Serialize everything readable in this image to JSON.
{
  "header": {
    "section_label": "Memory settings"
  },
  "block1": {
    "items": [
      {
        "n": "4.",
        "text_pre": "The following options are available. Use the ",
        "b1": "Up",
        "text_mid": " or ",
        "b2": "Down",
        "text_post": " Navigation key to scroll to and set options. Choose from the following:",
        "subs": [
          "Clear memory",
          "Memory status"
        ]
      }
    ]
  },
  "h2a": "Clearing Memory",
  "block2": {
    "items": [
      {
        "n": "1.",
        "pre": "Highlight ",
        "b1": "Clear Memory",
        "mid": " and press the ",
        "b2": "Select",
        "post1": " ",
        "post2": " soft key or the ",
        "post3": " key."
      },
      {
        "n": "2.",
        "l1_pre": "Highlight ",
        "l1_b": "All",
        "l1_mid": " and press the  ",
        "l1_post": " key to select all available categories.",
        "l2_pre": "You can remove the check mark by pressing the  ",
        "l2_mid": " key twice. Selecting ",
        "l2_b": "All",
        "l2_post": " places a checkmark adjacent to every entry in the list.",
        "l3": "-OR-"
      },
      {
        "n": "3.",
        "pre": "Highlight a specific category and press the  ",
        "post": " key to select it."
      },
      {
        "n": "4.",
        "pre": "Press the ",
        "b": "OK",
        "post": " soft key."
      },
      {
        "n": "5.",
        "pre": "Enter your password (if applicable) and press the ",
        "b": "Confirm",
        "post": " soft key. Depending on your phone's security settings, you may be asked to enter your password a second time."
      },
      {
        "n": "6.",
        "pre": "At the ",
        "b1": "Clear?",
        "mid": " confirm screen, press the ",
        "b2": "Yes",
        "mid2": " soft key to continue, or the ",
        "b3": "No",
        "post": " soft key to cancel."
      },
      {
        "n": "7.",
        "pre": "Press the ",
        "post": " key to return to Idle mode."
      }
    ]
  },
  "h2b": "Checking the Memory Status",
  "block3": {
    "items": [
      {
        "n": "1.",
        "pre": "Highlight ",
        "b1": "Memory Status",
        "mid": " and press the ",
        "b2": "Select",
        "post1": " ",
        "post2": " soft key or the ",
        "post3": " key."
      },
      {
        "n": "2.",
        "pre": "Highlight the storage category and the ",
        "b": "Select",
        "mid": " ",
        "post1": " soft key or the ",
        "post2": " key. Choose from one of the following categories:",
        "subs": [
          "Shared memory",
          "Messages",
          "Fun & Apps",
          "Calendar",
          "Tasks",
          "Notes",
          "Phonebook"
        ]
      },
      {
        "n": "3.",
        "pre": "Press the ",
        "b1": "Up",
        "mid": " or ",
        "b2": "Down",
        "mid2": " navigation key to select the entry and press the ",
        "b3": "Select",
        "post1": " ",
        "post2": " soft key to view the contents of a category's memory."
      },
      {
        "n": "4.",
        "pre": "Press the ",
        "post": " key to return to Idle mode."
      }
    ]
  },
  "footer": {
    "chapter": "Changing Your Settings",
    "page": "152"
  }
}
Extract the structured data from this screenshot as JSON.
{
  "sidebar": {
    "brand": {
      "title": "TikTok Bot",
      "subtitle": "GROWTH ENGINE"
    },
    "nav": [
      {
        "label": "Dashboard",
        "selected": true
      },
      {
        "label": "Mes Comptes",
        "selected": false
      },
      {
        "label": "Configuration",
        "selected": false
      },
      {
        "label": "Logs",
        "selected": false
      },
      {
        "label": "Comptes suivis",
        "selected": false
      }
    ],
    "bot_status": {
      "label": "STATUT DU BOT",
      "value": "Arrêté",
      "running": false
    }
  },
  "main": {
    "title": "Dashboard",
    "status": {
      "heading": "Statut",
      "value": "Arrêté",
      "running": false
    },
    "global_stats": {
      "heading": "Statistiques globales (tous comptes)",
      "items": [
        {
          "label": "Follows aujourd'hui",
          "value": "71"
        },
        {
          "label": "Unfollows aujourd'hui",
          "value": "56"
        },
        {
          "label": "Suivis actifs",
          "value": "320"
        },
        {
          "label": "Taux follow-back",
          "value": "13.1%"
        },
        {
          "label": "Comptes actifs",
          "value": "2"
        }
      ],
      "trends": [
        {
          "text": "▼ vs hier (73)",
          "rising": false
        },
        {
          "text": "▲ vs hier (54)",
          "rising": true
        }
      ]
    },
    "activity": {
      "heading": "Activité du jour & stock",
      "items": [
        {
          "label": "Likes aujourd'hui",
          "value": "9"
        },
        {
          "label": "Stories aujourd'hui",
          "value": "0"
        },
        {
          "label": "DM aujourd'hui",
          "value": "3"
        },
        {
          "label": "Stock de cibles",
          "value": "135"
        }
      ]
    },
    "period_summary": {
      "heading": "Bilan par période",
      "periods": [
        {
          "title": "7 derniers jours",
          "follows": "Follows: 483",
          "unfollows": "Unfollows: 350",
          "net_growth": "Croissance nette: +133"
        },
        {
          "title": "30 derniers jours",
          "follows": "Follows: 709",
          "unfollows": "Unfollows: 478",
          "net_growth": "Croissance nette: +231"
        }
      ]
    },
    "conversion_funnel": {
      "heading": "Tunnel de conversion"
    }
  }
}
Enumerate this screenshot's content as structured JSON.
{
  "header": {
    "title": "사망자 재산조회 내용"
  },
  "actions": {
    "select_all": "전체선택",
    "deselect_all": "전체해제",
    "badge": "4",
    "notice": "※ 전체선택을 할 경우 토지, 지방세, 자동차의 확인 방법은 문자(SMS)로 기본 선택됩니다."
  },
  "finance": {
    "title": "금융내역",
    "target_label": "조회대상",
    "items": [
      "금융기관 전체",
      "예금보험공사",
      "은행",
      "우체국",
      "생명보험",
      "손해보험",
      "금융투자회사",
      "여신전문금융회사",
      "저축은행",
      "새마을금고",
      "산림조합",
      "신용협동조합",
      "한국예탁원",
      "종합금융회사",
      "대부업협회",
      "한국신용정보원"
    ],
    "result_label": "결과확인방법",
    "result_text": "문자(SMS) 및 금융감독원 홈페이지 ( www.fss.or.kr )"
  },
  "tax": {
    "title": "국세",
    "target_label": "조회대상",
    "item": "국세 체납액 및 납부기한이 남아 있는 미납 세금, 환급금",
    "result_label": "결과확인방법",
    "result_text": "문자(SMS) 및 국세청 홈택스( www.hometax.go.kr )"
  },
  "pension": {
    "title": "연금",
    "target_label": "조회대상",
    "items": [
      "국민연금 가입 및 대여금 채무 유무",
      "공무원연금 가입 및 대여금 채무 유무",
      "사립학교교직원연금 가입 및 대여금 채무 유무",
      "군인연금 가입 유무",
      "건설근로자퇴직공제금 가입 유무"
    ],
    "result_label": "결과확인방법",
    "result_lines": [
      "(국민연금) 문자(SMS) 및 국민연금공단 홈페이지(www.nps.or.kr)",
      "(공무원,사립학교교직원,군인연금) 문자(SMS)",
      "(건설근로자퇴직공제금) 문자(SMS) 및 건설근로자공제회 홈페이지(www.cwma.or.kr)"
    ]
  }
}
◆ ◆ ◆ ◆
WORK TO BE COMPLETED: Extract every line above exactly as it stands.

ANSWER TO THIS PROBLEM:
Serialize everything readable in this image to JSON.
{
  "header": {
    "section_label": "Memory settings"
  },
  "block1": {
    "items": [
      {
        "n": "4.",
        "text_pre": "The following options are available. Use the ",
        "b1": "Up",
        "text_mid": " or ",
        "b2": "Down",
        "text_post": " Navigation key to scroll to and set options. Choose from the following:",
        "subs": [
          "Clear memory",
          "Memory status"
        ]
      }
    ]
  },
  "h2a": "Clearing Memory",
  "block2": {
    "items": [
      {
        "n": "1.",
        "pre": "Highlight ",
        "b1": "Clear Memory",
        "mid": " and press the ",
        "b2": "Select",
        "post1": " ",
        "post2": " soft key or the ",
        "post3": " key."
      },
      {
        "n": "2.",
        "l1_pre": "Highlight ",
        "l1_b": "All",
        "l1_mid": " and press the  ",
        "l1_post": " key to select all available categories.",
        "l2_pre": "You can remove the check mark by pressing the  ",
        "l2_mid": " key twice. Selecting ",
        "l2_b": "All",
        "l2_post": " places a checkmark adjacent to every entry in the list.",
        "l3": "-OR-"
      },
      {
        "n": "3.",
        "pre": "Highlight a specific category and press the  ",
        "post": " key to select it."
      },
      {
        "n": "4.",
        "pre": "Press the ",
        "b": "OK",
        "post": " soft key."
      },
      {
        "n": "5.",
        "pre": "Enter your password (if applicable) and press the ",
        "b": "Confirm",
        "post": " soft key. Depending on your phone's security settings, you may be asked to enter your password a second time."
      },
      {
        "n": "6.",
        "pre": "At the ",
        "b1": "Clear?",
        "mid": " confirm screen, press the ",
        "b2": "Yes",
        "mid2": " soft key to continue, or the ",
        "b3": "No",
        "post": " soft key to cancel."
      },
      {
        "n": "7.",
        "pre": "Press the ",
        "post": " key to return to Idle mode."
      }
    ]
  },
  "h2b": "Checking the Memory Status",
  "block3": {
    "items": [
      {
        "n": "1.",
        "pre": "Highlight ",
        "b1": "Memory Status",
        "mid": " and press the ",
        "b2": "Select",
        "post1": " ",
        "post2": " soft key or the ",
        "post3": " key."
      },
      {
        "n": "2.",
        "pre": "Highlight the storage category and the ",
        "b": "Select",
        "mid": " ",
        "post1": " soft key or the ",
        "post2": " key. Choose from one of the following categories:",
        "subs": [
          "Shared memory",
          "Messages",
          "Fun & Apps",
          "Calendar",
          "Tasks",
          "Notes",
          "Phonebook"
        ]
      },
      {
        "n": "3.",
        "pre": "Press the ",
        "b1": "Up",
        "mid": " or ",
        "b2": "Down",
        "mid2": " navigation key to select the entry and press the ",
        "b3": "Select",
        "post1": " ",
        "post2": " soft key to view the contents of a category's memory."
      },
      {
        "n": "4.",
        "pre": "Press the ",
        "post": " key to return to Idle mode."
      }
    ]
  },
  "footer": {
    "chapter": "Changing Your Settings",
    "page": "152"
  }
}
Extract the structured data from this screenshot as JSON.
{
  "sidebar": {
    "brand": {
      "title": "TikTok Bot",
      "subtitle": "GROWTH ENGINE"
    },
    "nav": [
      {
        "label": "Dashboard",
        "selected": true
      },
      {
        "label": "Mes Comptes",
        "selected": false
      },
      {
        "label": "Configuration",
        "selected": false
      },
      {
        "label": "Logs",
        "selected": false
      },
      {
        "label": "Comptes suivis",
        "selected": false
      }
    ],
    "bot_status": {
      "label": "STATUT DU BOT",
      "value": "Arrêté",
      "running": false
    }
  },
  "main": {
    "title": "Dashboard",
    "status": {
      "heading": "Statut",
      "value": "Arrêté",
      "running": false
    },
    "global_stats": {
      "heading": "Statistiques globales (tous comptes)",
      "items": [
        {
          "label": "Follows aujourd'hui",
          "value": "71"
        },
        {
          "label": "Unfollows aujourd'hui",
          "value": "56"
        },
        {
          "label": "Suivis actifs",
          "value": "320"
        },
        {
          "label": "Taux follow-back",
          "value": "13.1%"
        },
        {
          "label": "Comptes actifs",
          "value": "2"
        }
      ],
      "trends": [
        {
          "text": "▼ vs hier (73)",
          "rising": false
        },
        {
          "text": "▲ vs hier (54)",
          "rising": true
        }
      ]
    },
    "activity": {
      "heading": "Activité du jour & stock",
      "items": [
        {
          "label": "Likes aujourd'hui",
          "value": "9"
        },
        {
          "label": "Stories aujourd'hui",
          "value": "0"
        },
        {
          "label": "DM aujourd'hui",
          "value": "3"
        },
        {
          "label": "Stock de cibles",
          "value": "135"
        }
      ]
    },
    "period_summary": {
      "heading": "Bilan par période",
      "periods": [
        {
          "title": "7 derniers jours",
          "follows": "Follows: 483",
          "unfollows": "Unfollows: 350",
          "net_growth": "Croissance nette: +133"
        },
        {
          "title": "30 derniers jours",
          "follows": "Follows: 709",
          "unfollows": "Unfollows: 478",
          "net_growth": "Croissance nette: +231"
        }
      ]
    },
    "conversion_funnel": {
      "heading": "Tunnel de conversion"
    }
  }
}
Enumerate this screenshot's content as structured JSON.
{
  "header": {
    "title": "사망자 재산조회 내용"
  },
  "actions": {
    "select_all": "전체선택",
    "deselect_all": "전체해제",
    "badge": "4",
    "notice": "※ 전체선택을 할 경우 토지, 지방세, 자동차의 확인 방법은 문자(SMS)로 기본 선택됩니다."
  },
  "finance": {
    "title": "금융내역",
    "target_label": "조회대상",
    "items": [
      "금융기관 전체",
      "예금보험공사",
      "은행",
      "우체국",
      "생명보험",
      "손해보험",
      "금융투자회사",
      "여신전문금융회사",
      "저축은행",
      "새마을금고",
      "산림조합",
      "신용협동조합",
      "한국예탁원",
      "종합금융회사",
      "대부업협회",
      "한국신용정보원"
    ],
    "result_label": "결과확인방법",
    "result_text": "문자(SMS) 및 금융감독원 홈페이지 ( www.fss.or.kr )"
  },
  "tax": {
    "title": "국세",
    "target_label": "조회대상",
    "item": "국세 체납액 및 납부기한이 남아 있는 미납 세금, 환급금",
    "result_label": "결과확인방법",
    "result_text": "문자(SMS) 및 국세청 홈택스( www.hometax.go.kr )"
  },
  "pension": {
    "title": "연금",
    "target_label": "조회대상",
    "items": [
      "국민연금 가입 및 대여금 채무 유무",
      "공무원연금 가입 및 대여금 채무 유무",
      "사립학교교직원연금 가입 및 대여금 채무 유무",
      "군인연금 가입 유무",
      "건설근로자퇴직공제금 가입 유무"
    ],
    "result_label": "결과확인방법",
    "result_lines": [
      "(국민연금) 문자(SMS) 및 국민연금공단 홈페이지(www.nps.or.kr)",
      "(공무원,사립학교교직원,군인연금) 문자(SMS)",
      "(건설근로자퇴직공제금) 문자(SMS) 및 건설근로자공제회 홈페이지(www.cwma.or.kr)"
    ]
  }
}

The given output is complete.